- **EXERCISE AIM**
Every line below that has the string "protection" needs to be copied.

- **SOURCE DATA**
-------
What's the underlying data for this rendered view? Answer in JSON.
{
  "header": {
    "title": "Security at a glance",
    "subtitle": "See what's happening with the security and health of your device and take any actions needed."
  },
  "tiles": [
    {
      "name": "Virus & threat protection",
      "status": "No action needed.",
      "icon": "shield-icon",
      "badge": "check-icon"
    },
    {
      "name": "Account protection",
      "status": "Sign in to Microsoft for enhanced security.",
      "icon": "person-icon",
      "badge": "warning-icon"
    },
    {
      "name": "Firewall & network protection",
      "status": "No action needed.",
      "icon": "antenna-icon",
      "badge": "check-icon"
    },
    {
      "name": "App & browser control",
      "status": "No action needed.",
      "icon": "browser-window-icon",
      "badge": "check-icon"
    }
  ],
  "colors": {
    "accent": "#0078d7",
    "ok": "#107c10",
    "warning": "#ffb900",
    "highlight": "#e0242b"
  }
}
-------
- **TASK RESULT**
      "name": "Virus & threat protection",
      "name": "Account protection",
      "name": "Firewall & network protection",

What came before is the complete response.